The firm, which won the account after a five-way pitch, previously acted as Merseytravel’s legal adviser on the Mersey Tunnels Act 2004.
BDB public policy adviser Eoin Dardis said its four-strong comms team under the 42-strong parliamentary unit would work on the account, which is headed by BDB partner Jonathan Bracken.
The current Local Transport Plan is due to end next year, with the second beginning in 2006.
The firm will aim to raise awareness among the public and policy makers of Merseytravel’s attempts to improve public transport.
‘Local stakeholders are critical, but we have to ensure we talk to national stakeholders as well, including Whitehall, politicians and national opinion formers,’ said Dardis.
Merseytravel has responsibility for running the Mersey tunnels and ferries as well as organising rail and bus services across five local authorities.
Last year, it became the first public transport executive to win the right to appoint its own rail operator, handing a 25-year contract to the Nedrail consortium.
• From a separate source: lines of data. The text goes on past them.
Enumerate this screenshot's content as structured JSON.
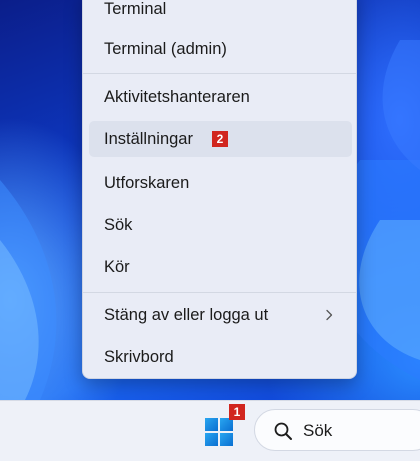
{
  "menu": {
    "items": [
      {
        "label": "Terminal"
      },
      {
        "label": "Terminal (admin)"
      },
      {
        "label": "Aktivitetshanteraren"
      },
      {
        "label": "Inställningar",
        "badge": "2"
      },
      {
        "label": "Utforskaren"
      },
      {
        "label": "Sök"
      },
      {
        "label": "Kör"
      },
      {
        "label": "Stäng av eller logga ut",
        "icon": "chevron-right-icon"
      },
      {
        "label": "Skrivbord"
      }
    ]
  },
  "taskbar": {
    "start_icon": "windows-logo-icon",
    "start_badge": "1",
    "search": {
      "icon": "search-icon",
      "label": "Sök"
    }
  },
  "colors": {
    "badge": "#d1261f",
    "windows_logo": "#1a8fe0",
    "menu_bg": "#e9ecf6",
    "taskbar_bg": "#eef1f8"
  }
}
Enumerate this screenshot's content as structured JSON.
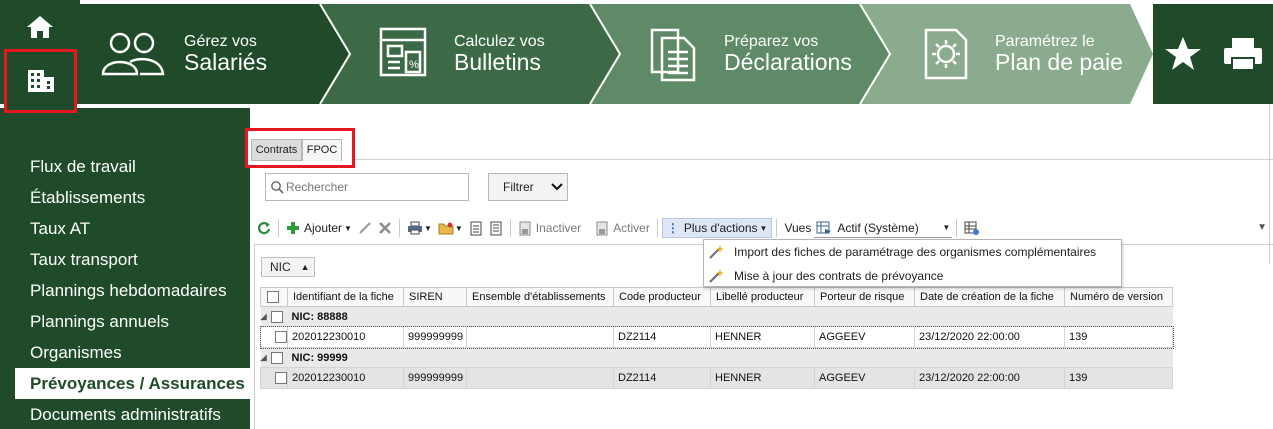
{
  "colors": {
    "dark_green": "#1f4b2a",
    "highlight_red": "#e8161e",
    "step1": "#1f4b2a",
    "step2": "#3c6a47",
    "step3": "#5f8a67",
    "step4": "#8aab8e"
  },
  "header": {
    "steps": [
      {
        "small": "Gérez vos",
        "big": "Salariés",
        "icon": "people-icon"
      },
      {
        "small": "Calculez vos",
        "big": "Bulletins",
        "icon": "calculator-icon"
      },
      {
        "small": "Préparez vos",
        "big": "Déclarations",
        "icon": "document-icon"
      },
      {
        "small": "Paramétrez le",
        "big": "Plan de paie",
        "icon": "gear-doc-icon"
      }
    ]
  },
  "sidebar": {
    "items": [
      {
        "label": "Flux de travail"
      },
      {
        "label": "Établissements"
      },
      {
        "label": "Taux AT"
      },
      {
        "label": "Taux transport"
      },
      {
        "label": "Plannings hebdomadaires"
      },
      {
        "label": "Plannings annuels"
      },
      {
        "label": "Organismes"
      },
      {
        "label": "Prévoyances / Assurances",
        "active": true
      },
      {
        "label": "Documents administratifs"
      }
    ]
  },
  "tabs": {
    "contrats": "Contrats",
    "fpoc": "FPOC"
  },
  "search": {
    "placeholder": "Rechercher"
  },
  "filter": {
    "label": "Filtrer"
  },
  "toolbar": {
    "ajouter": "Ajouter",
    "inactiver": "Inactiver",
    "activer": "Activer",
    "plus_actions": "Plus d'actions",
    "vues": "Vues",
    "vue_selected": "Actif (Système)"
  },
  "dropdown": {
    "items": [
      "Import des fiches de paramétrage des organismes complémentaires",
      "Mise à jour des contrats de prévoyance"
    ]
  },
  "grid": {
    "group_by": "NIC",
    "columns": [
      "Identifiant de la fiche",
      "SIREN",
      "Ensemble d'établissements",
      "Code producteur",
      "Libellé producteur",
      "Porteur de risque",
      "Date de création de la fiche",
      "Numéro de version"
    ],
    "groups": [
      {
        "label": "NIC: 88888",
        "row": [
          "202012230010",
          "999999999",
          "",
          "DZ2114",
          "HENNER",
          "AGGEEV",
          "23/12/2020 22:00:00",
          "139"
        ]
      },
      {
        "label": "NIC: 99999",
        "row": [
          "202012230010",
          "999999999",
          "",
          "DZ2114",
          "HENNER",
          "AGGEEV",
          "23/12/2020 22:00:00",
          "139"
        ]
      }
    ]
  }
}
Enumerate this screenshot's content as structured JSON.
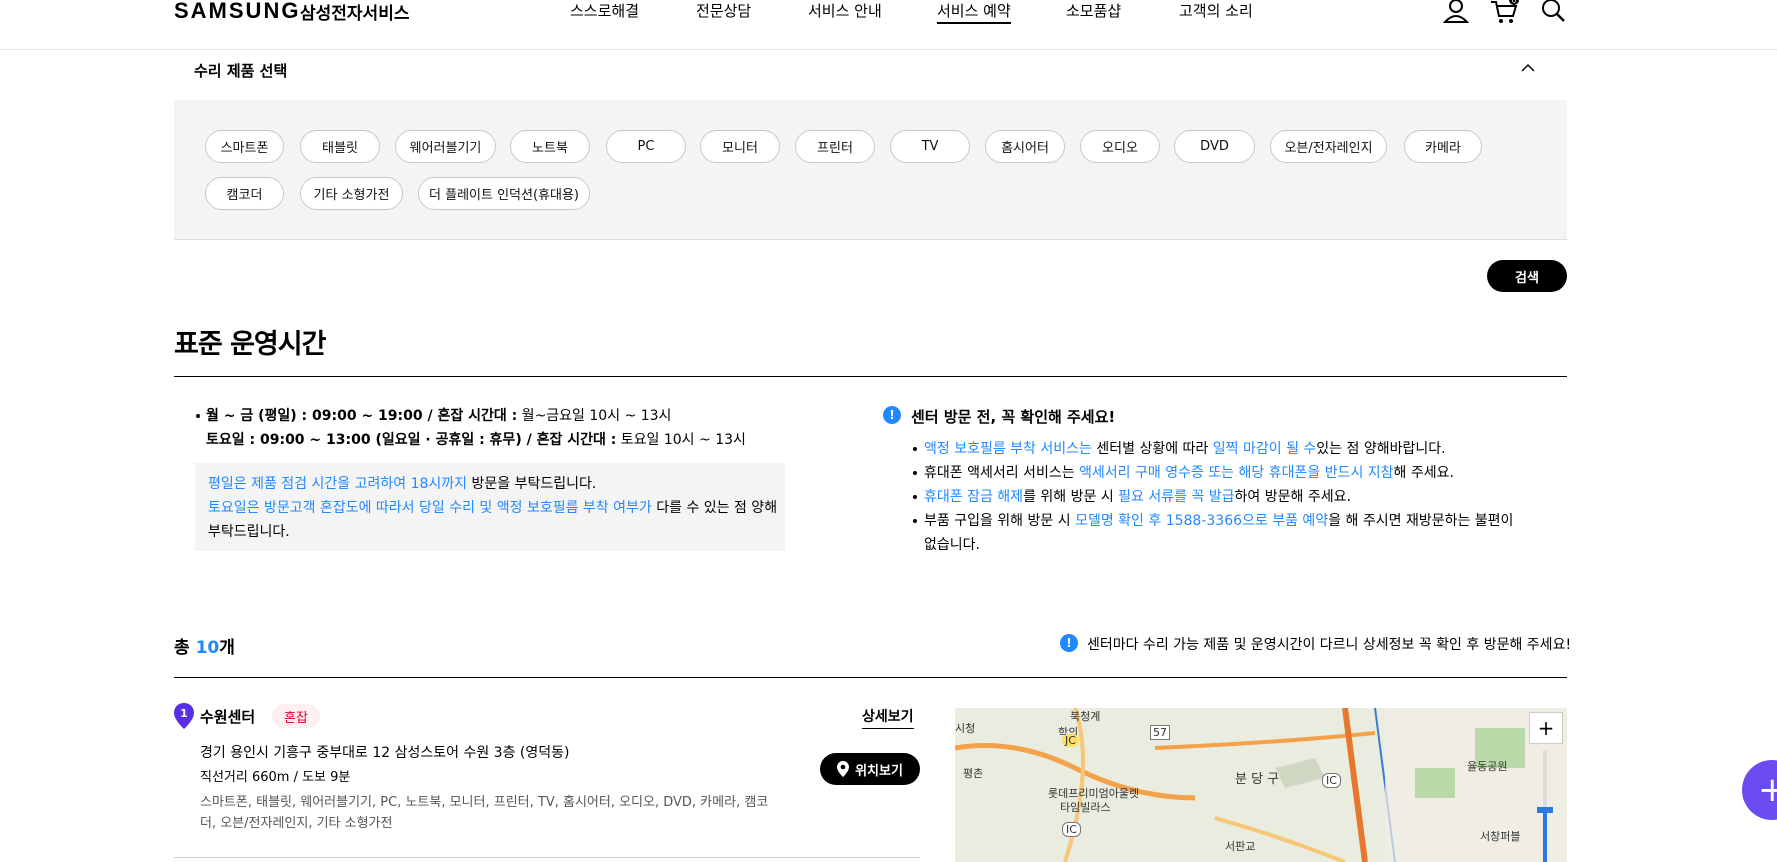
{
  "header": {
    "logo": "SAMSUNG",
    "logo_sub": "삼성전자서비스",
    "nav": [
      "스스로해결",
      "전문상담",
      "서비스 안내",
      "서비스 예약",
      "소모품샵",
      "고객의 소리"
    ],
    "active_nav": "서비스 예약",
    "cart_count": "0"
  },
  "product_select": {
    "title": "수리 제품 선택",
    "chips": [
      "스마트폰",
      "태블릿",
      "웨어러블기기",
      "노트북",
      "PC",
      "모니터",
      "프린터",
      "TV",
      "홈시어터",
      "오디오",
      "DVD",
      "오븐/전자레인지",
      "카메라",
      "캠코더",
      "기타 소형가전",
      "더 플레이트 인덕션(휴대용)"
    ],
    "search_label": "검색"
  },
  "hours": {
    "title": "표준 운영시간",
    "weekday_bold": "월 ~ 금 (평일) : 09:00 ~ 19:00 / 혼잡 시간대 :",
    "weekday_rest": " 월~금요일 10시 ~ 13시",
    "saturday_bold": "토요일 : 09:00 ~ 13:00 (일요일 · 공휴일 : 휴무) / 혼잡 시간대 :",
    "saturday_rest": " 토요일 10시 ~ 13시",
    "note1_blue": "평일은 제품 점검 시간을 고려하여 18시까지",
    "note1_rest": " 방문을 부탁드립니다.",
    "note2_blue": "토요일은 방문고객 혼잡도에 따라서 당일 수리 및 액정 보호필름 부착 여부가",
    "note2_rest": " 다를 수 있는 점 양해",
    "note3": "부탁드립니다."
  },
  "visit": {
    "title": "센터 방문 전, 꼭 확인해 주세요!",
    "items": [
      {
        "a": "액정 보호필름 부착 서비스는",
        "b": " 센터별 상황에 따라 ",
        "c": "일찍 마감이 될 수",
        "d": "있는 점 양해바랍니다."
      },
      {
        "a": "휴대폰 액세서리 서비스는 ",
        "b": "액세서리 구매 영수증 또는 해당 휴대폰을 반드시 지참",
        "c": "해 주세요."
      },
      {
        "a": "휴대폰 잠금 해제",
        "b": "를 위해 방문 시 ",
        "c": "필요 서류를 꼭 발급",
        "d": "하여 방문해 주세요."
      },
      {
        "a": "부품 구입을 위해 방문 시 ",
        "b": "모델명 확인 후 1588-3366으로 부품 예약",
        "c": "을 해 주시면 재방문하는 불편이",
        "d": "없습니다."
      }
    ]
  },
  "list": {
    "total_prefix": "총 ",
    "total_count": "10",
    "total_suffix": "개",
    "notice": "센터마다 수리 가능 제품 및 운영시간이 다르니 상세정보 꼭 확인 후 방문해 주세요!",
    "center": {
      "index": "1",
      "name": "수원센터",
      "badge": "혼잡",
      "detail_label": "상세보기",
      "address": "경기 용인시 기흥구 중부대로 12 삼성스토어 수원 3층 (영덕동)",
      "distance": "직선거리 660m / 도보 9분",
      "products": "스마트폰, 태블릿, 웨어러블기기, PC, 노트북, 모니터, 프린터, TV, 홈시어터, 오디오, DVD, 카메라, 캠코더, 오븐/전자레인지, 기타 소형가전",
      "location_label": "위치보기"
    }
  },
  "map": {
    "labels": [
      "북청계",
      "학의",
      "평촌",
      "롯데프리미엄아울렛",
      "타임빌라스",
      "분 당 구",
      "율동공원",
      "서판교",
      "서창퍼블",
      "57",
      "JC",
      "IC",
      "IC",
      "시청"
    ],
    "zoom_in": "+"
  }
}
Concerns were raised in the summer that the authority might be scrapped if a North-West assembly went ahead, when deputy PM John Prescott suggested replacing it ‘made sense’.